Integration based on using business logic or methods usually requires the most pervasive changes to existing applications. The goal is to share business logic that exists within the company. For example, updating information on customers probably occurs in several applications. Using shared business logic, a single method for updating customer information is shared by all applications that require this function. This strategy also simplifies maintenance and later updates. When changes are implemented to the business logic, the code only requires change in one place rather than in several separate applications. However, this power comes at a stiff price. All of the existing applications that need this feature would require modification to call the new shared method. As a consequence, this technique requires the most extensive changes to existing applications.
A number of approaches are available for implementing and hosting shared business logic. If a suitable method already exists within an application, it is possible in some cases to share this business logic by wrapping it as a distributed object using DCOM or CORBA. Then this business logic (object) can be called from other applications. An application server or transaction program (TP) monitor such as the Microsoft Distributed Transaction Coordinator (DTC) is used to host a repository of shared methods or business objects. The method is incorporated as part of a framework (the Microsoft .NET common language runtime, for example). Sharing methods is also based on using Web Services to host this business logic using the Simple Object Access Protocol (SOAP) for access.
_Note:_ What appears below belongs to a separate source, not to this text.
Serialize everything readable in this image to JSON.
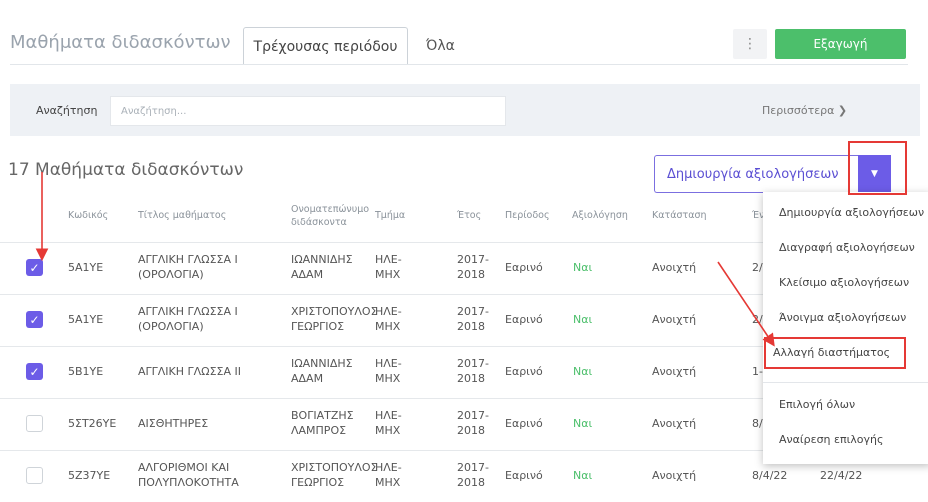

The following figure shows an overview of integration using shared business logic and methods.
Integration using shared business logic and methods